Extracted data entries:
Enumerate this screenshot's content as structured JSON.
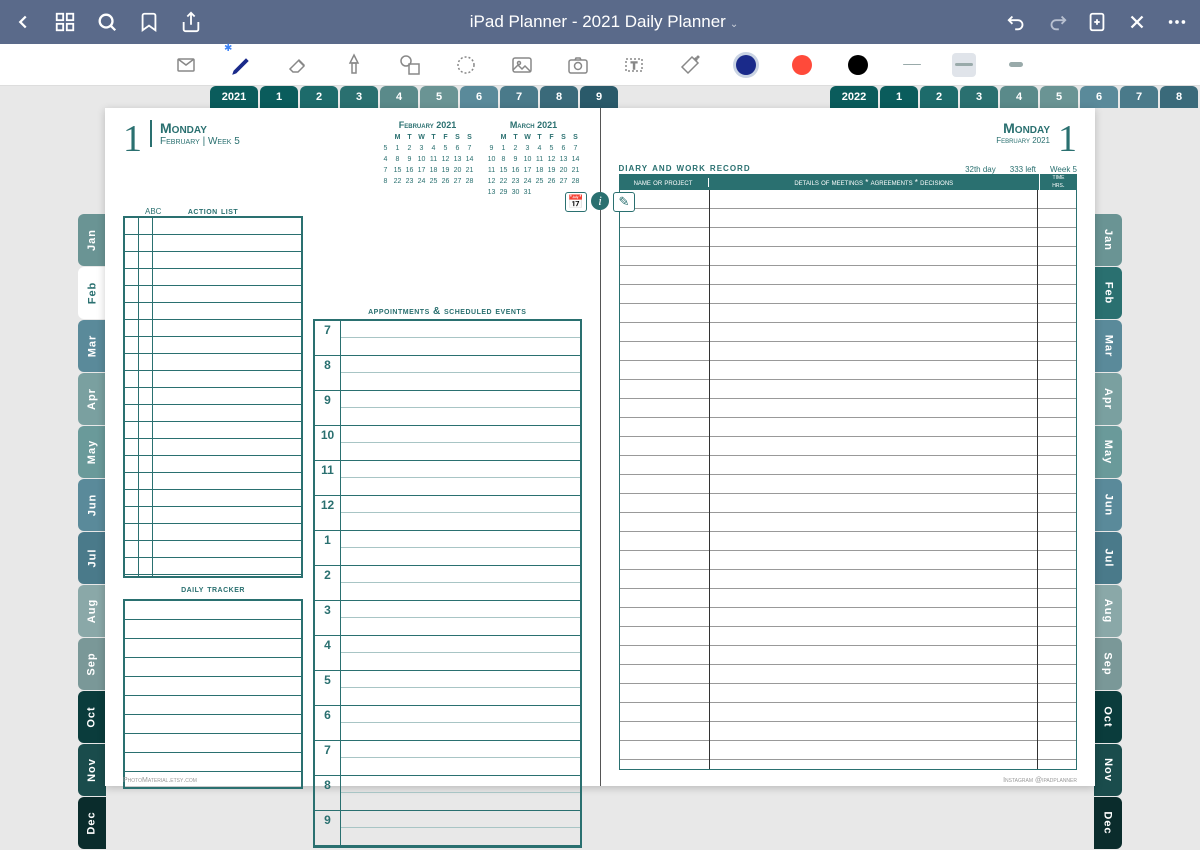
{
  "titlebar": {
    "title": "iPad Planner - 2021 Daily Planner"
  },
  "tabs": {
    "year_left": "2021",
    "year_right": "2022",
    "nums": [
      "1",
      "2",
      "3",
      "4",
      "5",
      "6",
      "7",
      "8",
      "9"
    ],
    "colors": [
      "#0a5c5c",
      "#1d6b6b",
      "#2a7070",
      "#5a8a8a",
      "#6a9494",
      "#5a8a9a",
      "#4a7a8a",
      "#3a6a7a",
      "#2a5a6a"
    ]
  },
  "months": {
    "labels": [
      "Jan",
      "Feb",
      "Mar",
      "Apr",
      "May",
      "Jun",
      "Jul",
      "Aug",
      "Sep",
      "Oct",
      "Nov",
      "Dec"
    ],
    "colors_left": [
      "#6a9494",
      "#ffffff",
      "#5a8a9a",
      "#7aa0a0",
      "#6a9a9a",
      "#5a8a9a",
      "#4a7a8a",
      "#8aa8a8",
      "#7a9898",
      "#0a3c3c",
      "#1a4c4c",
      "#0a2c2c"
    ],
    "colors_right": [
      "#6a9494",
      "#2a7070",
      "#5a8a9a",
      "#7aa0a0",
      "#6a9a9a",
      "#5a8a9a",
      "#4a7a8a",
      "#8aa8a8",
      "#7a9898",
      "#0a3c3c",
      "#1a4c4c",
      "#0a2c2c"
    ],
    "active_left": 1
  },
  "left_page": {
    "day_num": "1",
    "dow": "Monday",
    "month": "February",
    "week": "Week 5",
    "action_title": "action list",
    "abc": "ABC",
    "tracker_title": "daily tracker",
    "appt_title": "appointments & scheduled events",
    "hours": [
      "7",
      "8",
      "9",
      "10",
      "11",
      "12",
      "1",
      "2",
      "3",
      "4",
      "5",
      "6",
      "7",
      "8",
      "9"
    ],
    "footer": "PhotoMaterial.etsy.com"
  },
  "mini_cal": {
    "feb": {
      "title": "February 2021",
      "head": [
        "",
        "M",
        "T",
        "W",
        "T",
        "F",
        "S",
        "S"
      ],
      "rows": [
        [
          "5",
          "1",
          "2",
          "3",
          "4",
          "5",
          "6",
          "7"
        ],
        [
          "4",
          "8",
          "9",
          "10",
          "11",
          "12",
          "13",
          "14"
        ],
        [
          "7",
          "15",
          "16",
          "17",
          "18",
          "19",
          "20",
          "21"
        ],
        [
          "8",
          "22",
          "23",
          "24",
          "25",
          "26",
          "27",
          "28"
        ]
      ]
    },
    "mar": {
      "title": "March 2021",
      "head": [
        "",
        "M",
        "T",
        "W",
        "T",
        "F",
        "S",
        "S"
      ],
      "rows": [
        [
          "9",
          "1",
          "2",
          "3",
          "4",
          "5",
          "6",
          "7"
        ],
        [
          "10",
          "8",
          "9",
          "10",
          "11",
          "12",
          "13",
          "14"
        ],
        [
          "11",
          "15",
          "16",
          "17",
          "18",
          "19",
          "20",
          "21"
        ],
        [
          "12",
          "22",
          "23",
          "24",
          "25",
          "26",
          "27",
          "28"
        ],
        [
          "13",
          "29",
          "30",
          "31",
          "",
          "",
          "",
          ""
        ]
      ]
    }
  },
  "right_page": {
    "dow": "Monday",
    "month_year": "February 2021",
    "day_num": "1",
    "diary_title": "diary and work record",
    "day_nth": "32th day",
    "days_left": "333 left",
    "week": "Week 5",
    "col1": "name or project",
    "col2": "details of meetings * agreements * decisions",
    "col3": "time\nhrs.",
    "footer": "Instagram @ipadplanner"
  },
  "colors": {
    "blue": "#1a2a8a",
    "red": "#ff4a3a",
    "black": "#000000"
  }
}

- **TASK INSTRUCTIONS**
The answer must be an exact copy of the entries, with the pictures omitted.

- **ANSWER SPACE**
Enumerate this screenshot's content as structured JSON.
{
  "titlebar": {
    "title": "iPad Planner - 2021 Daily Planner"
  },
  "tabs": {
    "year_left": "2021",
    "year_right": "2022",
    "nums": [
      "1",
      "2",
      "3",
      "4",
      "5",
      "6",
      "7",
      "8",
      "9"
    ],
    "colors": [
      "#0a5c5c",
      "#1d6b6b",
      "#2a7070",
      "#5a8a8a",
      "#6a9494",
      "#5a8a9a",
      "#4a7a8a",
      "#3a6a7a",
      "#2a5a6a"
    ]
  },
  "months": {
    "labels": [
      "Jan",
      "Feb",
      "Mar",
      "Apr",
      "May",
      "Jun",
      "Jul",
      "Aug",
      "Sep",
      "Oct",
      "Nov",
      "Dec"
    ],
    "colors_left": [
      "#6a9494",
      "#ffffff",
      "#5a8a9a",
      "#7aa0a0",
      "#6a9a9a",
      "#5a8a9a",
      "#4a7a8a",
      "#8aa8a8",
      "#7a9898",
      "#0a3c3c",
      "#1a4c4c",
      "#0a2c2c"
    ],
    "colors_right": [
      "#6a9494",
      "#2a7070",
      "#5a8a9a",
      "#7aa0a0",
      "#6a9a9a",
      "#5a8a9a",
      "#4a7a8a",
      "#8aa8a8",
      "#7a9898",
      "#0a3c3c",
      "#1a4c4c",
      "#0a2c2c"
    ],
    "active_left": 1
  },
  "left_page": {
    "day_num": "1",
    "dow": "Monday",
    "month": "February",
    "week": "Week 5",
    "action_title": "action list",
    "abc": "ABC",
    "tracker_title": "daily tracker",
    "appt_title": "appointments & scheduled events",
    "hours": [
      "7",
      "8",
      "9",
      "10",
      "11",
      "12",
      "1",
      "2",
      "3",
      "4",
      "5",
      "6",
      "7",
      "8",
      "9"
    ],
    "footer": "PhotoMaterial.etsy.com"
  },
  "mini_cal": {
    "feb": {
      "title": "February 2021",
      "head": [
        "",
        "M",
        "T",
        "W",
        "T",
        "F",
        "S",
        "S"
      ],
      "rows": [
        [
          "5",
          "1",
          "2",
          "3",
          "4",
          "5",
          "6",
          "7"
        ],
        [
          "4",
          "8",
          "9",
          "10",
          "11",
          "12",
          "13",
          "14"
        ],
        [
          "7",
          "15",
          "16",
          "17",
          "18",
          "19",
          "20",
          "21"
        ],
        [
          "8",
          "22",
          "23",
          "24",
          "25",
          "26",
          "27",
          "28"
        ]
      ]
    },
    "mar": {
      "title": "March 2021",
      "head": [
        "",
        "M",
        "T",
        "W",
        "T",
        "F",
        "S",
        "S"
      ],
      "rows": [
        [
          "9",
          "1",
          "2",
          "3",
          "4",
          "5",
          "6",
          "7"
        ],
        [
          "10",
          "8",
          "9",
          "10",
          "11",
          "12",
          "13",
          "14"
        ],
        [
          "11",
          "15",
          "16",
          "17",
          "18",
          "19",
          "20",
          "21"
        ],
        [
          "12",
          "22",
          "23",
          "24",
          "25",
          "26",
          "27",
          "28"
        ],
        [
          "13",
          "29",
          "30",
          "31",
          "",
          "",
          "",
          ""
        ]
      ]
    }
  },
  "right_page": {
    "dow": "Monday",
    "month_year": "February 2021",
    "day_num": "1",
    "diary_title": "diary and work record",
    "day_nth": "32th day",
    "days_left": "333 left",
    "week": "Week 5",
    "col1": "name or project",
    "col2": "details of meetings * agreements * decisions",
    "col3": "time\nhrs.",
    "footer": "Instagram @ipadplanner"
  },
  "colors": {
    "blue": "#1a2a8a",
    "red": "#ff4a3a",
    "black": "#000000"
  }
}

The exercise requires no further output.